1. Ohio State football coach Urban Meyer announced his pending retirement immediately following the Rose Bowl on New Year’s Day. Meyer’s legacy is one of winning and enabling, a strange mix of virtue and vice that ultimately led to the end of an embattled college career. At least for now…

Social Media

2. Eight-year-old Ryan of Ryan ToysReview was the highest paid YouTuber in 2018, amassing $22 million in revenue. How is a kid filming himself playing with new toys so lucrative? Well, with 17 million viewers, advertisers are bound to place their products and their dollars on his channel. It’s incredibly ingenuitive, but it does pose some serious questions. Should parents profit off their children? Is Ryan being formed to believe that life is only lived and experienced in front of a camera? Would you monetize your child on social media? Why or why not?

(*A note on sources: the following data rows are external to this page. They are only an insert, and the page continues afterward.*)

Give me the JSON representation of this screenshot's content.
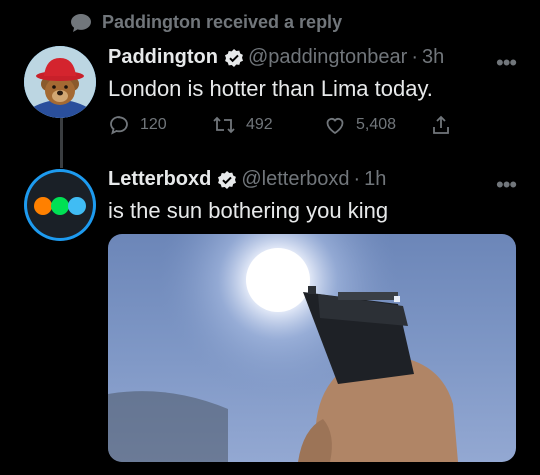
{
  "context": {
    "text": "Paddington received a reply",
    "icon": "speech-bubble-icon"
  },
  "tweet1": {
    "name": "Paddington",
    "handle": "@paddingtonbear",
    "time": "3h",
    "text": "London is hotter than Lima today.",
    "replies": "120",
    "retweets": "492",
    "likes": "5,408"
  },
  "tweet2": {
    "name": "Letterboxd",
    "handle": "@letterboxd",
    "time": "1h",
    "text": "is the sun bothering you king",
    "logo_colors": [
      "#ff8000",
      "#00e054",
      "#40bcf4"
    ]
  },
  "more_label": "•••",
  "separator": "·",
  "colors": {
    "background": "#000000",
    "accent": "#1d9bf0",
    "muted": "#71767b",
    "text": "#e7e9ea"
  }
}
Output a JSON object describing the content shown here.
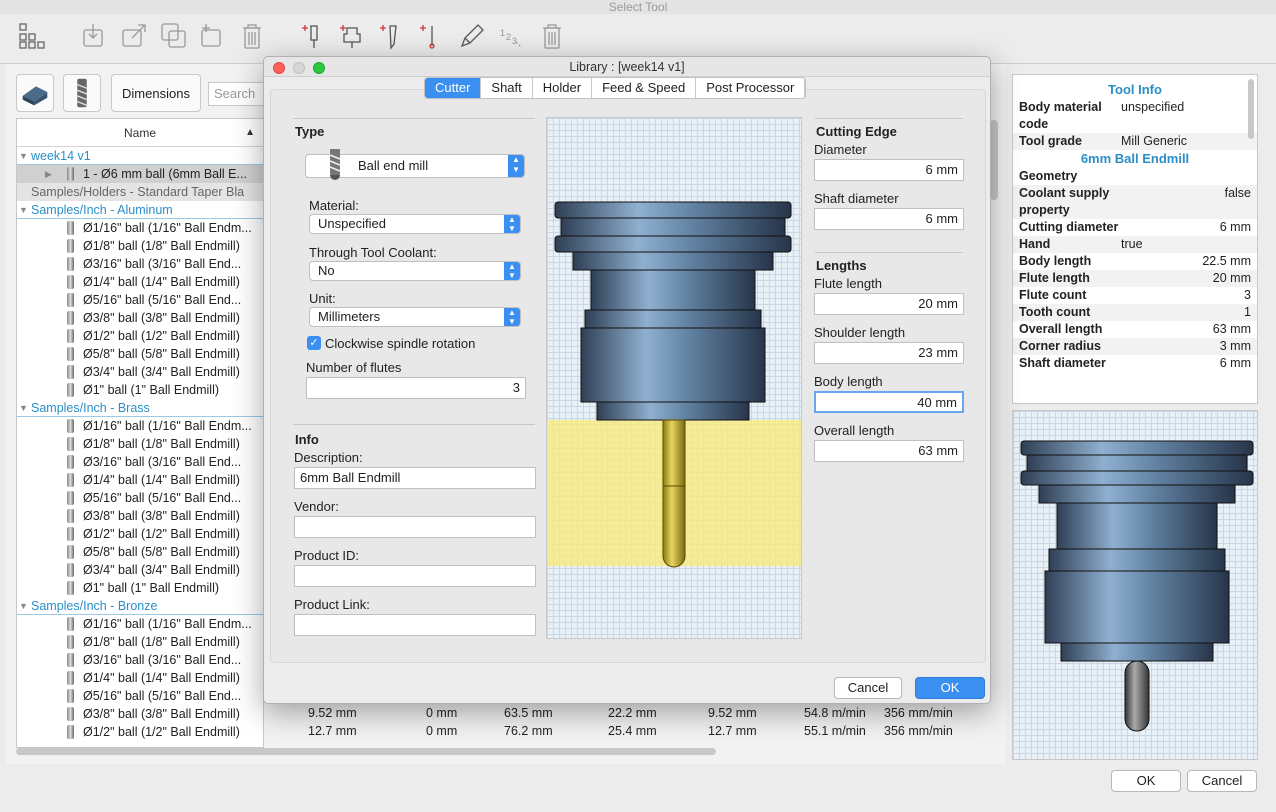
{
  "window_title": "Select Tool",
  "toolbar": {
    "icons": [
      "tool-library-icon",
      "import-icon",
      "export-icon",
      "copy-icon",
      "new-icon",
      "delete-icon",
      "new-mill-tool-icon",
      "new-holder-icon",
      "new-turning-tool-icon",
      "new-probe-icon",
      "edit-icon",
      "renumber-icon",
      "delete-tool-icon"
    ]
  },
  "left": {
    "dimensions_label": "Dimensions",
    "search_placeholder": "Search",
    "name_header": "Name",
    "tree": [
      {
        "t": "g",
        "label": "week14 v1"
      },
      {
        "t": "sel",
        "label": "1 - Ø6 mm ball (6mm Ball E..."
      },
      {
        "t": "sub",
        "label": "Samples/Holders - Standard Taper Bla"
      },
      {
        "t": "g",
        "label": "Samples/Inch - Aluminum"
      },
      {
        "t": "i",
        "label": "Ø1/16\" ball (1/16\" Ball Endm..."
      },
      {
        "t": "i",
        "label": "Ø1/8\" ball (1/8\" Ball Endmill)"
      },
      {
        "t": "i",
        "label": "Ø3/16\" ball (3/16\" Ball End..."
      },
      {
        "t": "i",
        "label": "Ø1/4\" ball (1/4\" Ball Endmill)"
      },
      {
        "t": "i",
        "label": "Ø5/16\" ball (5/16\" Ball End..."
      },
      {
        "t": "i",
        "label": "Ø3/8\" ball (3/8\" Ball Endmill)"
      },
      {
        "t": "i",
        "label": "Ø1/2\" ball (1/2\" Ball Endmill)"
      },
      {
        "t": "i",
        "label": "Ø5/8\" ball (5/8\" Ball Endmill)"
      },
      {
        "t": "i",
        "label": "Ø3/4\" ball (3/4\" Ball Endmill)"
      },
      {
        "t": "i",
        "label": "Ø1\" ball (1\" Ball Endmill)"
      },
      {
        "t": "g",
        "label": "Samples/Inch - Brass"
      },
      {
        "t": "i",
        "label": "Ø1/16\" ball (1/16\" Ball Endm..."
      },
      {
        "t": "i",
        "label": "Ø1/8\" ball (1/8\" Ball Endmill)"
      },
      {
        "t": "i",
        "label": "Ø3/16\" ball (3/16\" Ball End..."
      },
      {
        "t": "i",
        "label": "Ø1/4\" ball (1/4\" Ball Endmill)"
      },
      {
        "t": "i",
        "label": "Ø5/16\" ball (5/16\" Ball End..."
      },
      {
        "t": "i",
        "label": "Ø3/8\" ball (3/8\" Ball Endmill)"
      },
      {
        "t": "i",
        "label": "Ø1/2\" ball (1/2\" Ball Endmill)"
      },
      {
        "t": "i",
        "label": "Ø5/8\" ball (5/8\" Ball Endmill)"
      },
      {
        "t": "i",
        "label": "Ø3/4\" ball (3/4\" Ball Endmill)"
      },
      {
        "t": "i",
        "label": "Ø1\" ball (1\" Ball Endmill)"
      },
      {
        "t": "g",
        "label": "Samples/Inch - Bronze"
      },
      {
        "t": "i",
        "label": "Ø1/16\" ball (1/16\" Ball Endm..."
      },
      {
        "t": "i",
        "label": "Ø1/8\" ball (1/8\" Ball Endmill)"
      },
      {
        "t": "i",
        "label": "Ø3/16\" ball (3/16\" Ball End..."
      },
      {
        "t": "i",
        "label": "Ø1/4\" ball (1/4\" Ball Endmill)"
      },
      {
        "t": "i",
        "label": "Ø5/16\" ball (5/16\" Ball End..."
      },
      {
        "t": "i",
        "label": "Ø3/8\" ball (3/8\" Ball Endmill)"
      },
      {
        "t": "i",
        "label": "Ø1/2\" ball (1/2\" Ball Endmill)"
      }
    ],
    "bottom_rows": [
      [
        "9.52 mm",
        "0 mm",
        "63.5 mm",
        "22.2 mm",
        "9.52 mm",
        "54.8 m/min",
        "356 mm/min"
      ],
      [
        "12.7 mm",
        "0 mm",
        "76.2 mm",
        "25.4 mm",
        "12.7 mm",
        "55.1 m/min",
        "356 mm/min"
      ]
    ]
  },
  "info": {
    "title": "Tool Info",
    "title2": "6mm Ball Endmill",
    "rows_a": [
      {
        "k": "Body material code",
        "v": "unspecified"
      },
      {
        "k": "Tool grade",
        "v": "Mill Generic"
      }
    ],
    "rows_b": [
      {
        "k": "Geometry",
        "v": ""
      },
      {
        "k": "Coolant supply property",
        "v": "false"
      },
      {
        "k": "Cutting diameter",
        "v": "6 mm"
      },
      {
        "k": "Hand",
        "v": "true"
      },
      {
        "k": "Body length",
        "v": "22.5 mm"
      },
      {
        "k": "Flute length",
        "v": "20 mm"
      },
      {
        "k": "Flute count",
        "v": "3"
      },
      {
        "k": "Tooth count",
        "v": "1"
      },
      {
        "k": "Overall length",
        "v": "63 mm"
      },
      {
        "k": "Corner radius",
        "v": "3 mm"
      },
      {
        "k": "Shaft diameter",
        "v": "6 mm"
      }
    ]
  },
  "footer": {
    "ok": "OK",
    "cancel": "Cancel"
  },
  "dialog": {
    "title": "Library :  [week14 v1]",
    "tabs": [
      "Cutter",
      "Shaft",
      "Holder",
      "Feed & Speed",
      "Post Processor"
    ],
    "type_heading": "Type",
    "type_value": "Ball end mill",
    "material_label": "Material:",
    "material_value": "Unspecified",
    "coolant_label": "Through Tool Coolant:",
    "coolant_value": "No",
    "unit_label": "Unit:",
    "unit_value": "Millimeters",
    "cw_label": "Clockwise spindle rotation",
    "flutes_label": "Number of flutes",
    "flutes_value": "3",
    "info_heading": "Info",
    "desc_label": "Description:",
    "desc_value": "6mm Ball Endmill",
    "vendor_label": "Vendor:",
    "vendor_value": "",
    "pid_label": "Product ID:",
    "pid_value": "",
    "plink_label": "Product Link:",
    "plink_value": "",
    "edge_heading": "Cutting Edge",
    "diameter_label": "Diameter",
    "diameter_value": "6 mm",
    "shaftd_label": "Shaft diameter",
    "shaftd_value": "6 mm",
    "lengths_heading": "Lengths",
    "flute_label": "Flute length",
    "flute_value": "20 mm",
    "shoulder_label": "Shoulder length",
    "shoulder_value": "23 mm",
    "body_label": "Body length",
    "body_value": "40 mm",
    "overall_label": "Overall length",
    "overall_value": "63 mm",
    "cancel": "Cancel",
    "ok": "OK"
  }
}
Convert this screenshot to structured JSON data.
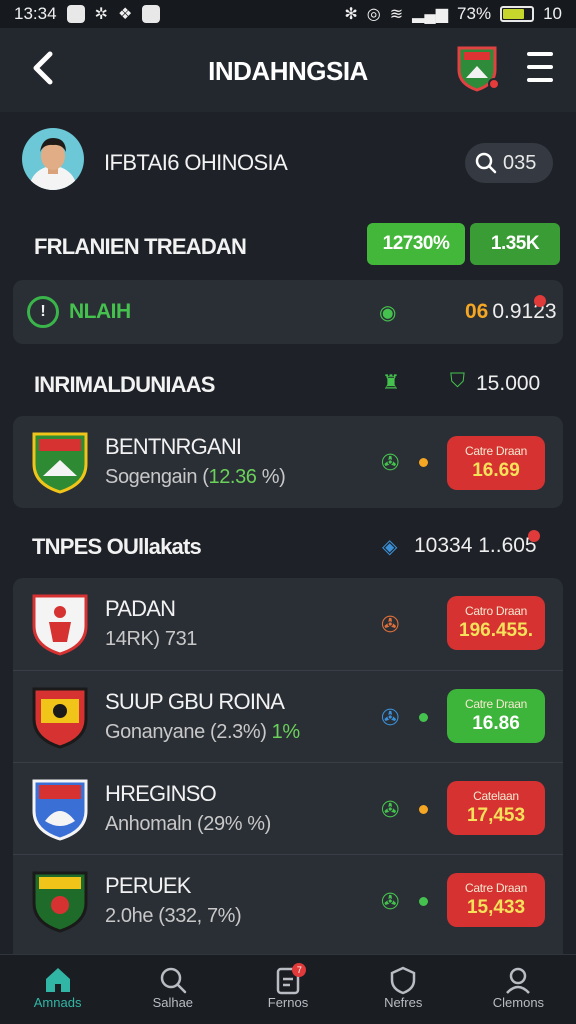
{
  "status_bar": {
    "time": "13:34",
    "battery_pct": "73%",
    "signal_extra": "10",
    "battery_level": 0.73
  },
  "header": {
    "title": "INDAHNGSIA"
  },
  "profile": {
    "name": "IFBTAI6 OHINOSIA",
    "search_value": "035"
  },
  "section1": {
    "title": "FRLANIEN TREADAN",
    "pill1": "12730%",
    "pill2": "1.35K"
  },
  "status_card": {
    "live_label": "NLAIH",
    "value_prefix": "06",
    "value": "0.9123"
  },
  "section2": {
    "title": "INRIMALDUNIAAS",
    "value": "15.000"
  },
  "featured": {
    "name": "BENTNRGANI",
    "sub_prefix": "Sogengain (",
    "sub_highlight": "12.36",
    "sub_suffix": " %)",
    "odds_label": "Catre Draan",
    "odds_value": "16.69"
  },
  "section3": {
    "title": "TNPES OUllakats",
    "value": "10334 1..605"
  },
  "teams": [
    {
      "name": "PADAN",
      "sub": "14RK) 731",
      "odds_label": "Catro Draan",
      "odds_value": "196.455.",
      "odds_color": "red"
    },
    {
      "name": "SUUP GBU ROINA",
      "sub": "Gonanyane (2.3%)",
      "sub_extra": "1%",
      "odds_label": "Catre Draan",
      "odds_value": "16.86",
      "odds_color": "green"
    },
    {
      "name": "HREGINSO",
      "sub": "Anhomaln (29% %)",
      "odds_label": "Catelaan",
      "odds_value": "17,453",
      "odds_color": "red"
    },
    {
      "name": "PERUEK",
      "sub": "2.0he (332, 7%)",
      "odds_label": "Catre Draan",
      "odds_value": "15,433",
      "odds_color": "red"
    }
  ],
  "bottom_nav": [
    {
      "label": "Amnads",
      "icon": "home-icon"
    },
    {
      "label": "Salhae",
      "icon": "search-icon"
    },
    {
      "label": "Fernos",
      "icon": "clipboard-icon",
      "badge": "7"
    },
    {
      "label": "Nefres",
      "icon": "shield-icon"
    },
    {
      "label": "Clemons",
      "icon": "profile-icon"
    }
  ]
}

3. On Monday, a Facebook bug accidently republished old chat histories between individuals all over the world, reminding users not only that the internet never forgets anything you say, but more importantly how awkward infinite online conversations can become. “While phone calls and in-person conversations start and end, most online chat systems adhere to a rigid standard format: the single, never-ending chat thread.” So, yeah, that online fight from 5 years ago continues to echo into eternity.


4. 2018’s YouTube Rewind released Thursday. Do you understand it? Watch it with your YouTubers, and let them explain all the references to you. Then talk with them about why YouTube makes these videos. Does it change their perceptions of them?


5. Miley Cyrus’ newest song “Nothing Breaks Like a Heart” mashes a Dolly Parton-esque sound with modern lyrics about gun control and racism into a germane lament sure to resonate with her listeners. Her attempt to critique culture is wrecked by her almost relentless pursuit to see just how naked she can be before becoming pornographic.

Global Awareness

6. Scientists have developed a 10-minute cancer test that anyone can take to determine if cancer cells are present in the body. Evangelicals have often unfortunately derided science as the antithesis of faith, but a proper understanding combines both reason and revelation into a holistic view of God and His world. It’s a great reminder of the incredible ability to harness scientific knowledge to protect and serve humanity.

Teen Culture

Video Games/eSports

7. Just Cause 4 and Super Smash Brothers Ultimate released this week, and odds are they’re on your gamer’s Christmas list. Check out their respective reviews here and here.

Tip of the Week

8. The world is not a safe place for many kids, who often live each day in fear. Even children who come from relatively stable, wealthy homes can feel this way, thanks to things like the Internet, social media, and school shootings. American teens have more anxiety than ever from social, emotional, and physical instability in their daily lives. Unfortunately, the sad reality is that there is no refuge from the storm for them because the storm rages 24/7 through the device in their pockets. So unless home is a safe place, where can they go to be themselves without fear? If home lacks a sense of security, then it will simply add to our kids’ sense of danger, rather than give them a place to truly rest. Thankfully, as parents, we have the opportunity to create a safe place in our home. And, since it’s almost Christmas, we want to give you our “Parent’s Guide to Making Your Home a Safe Place” as a gift this season. Click here to get your free guide today!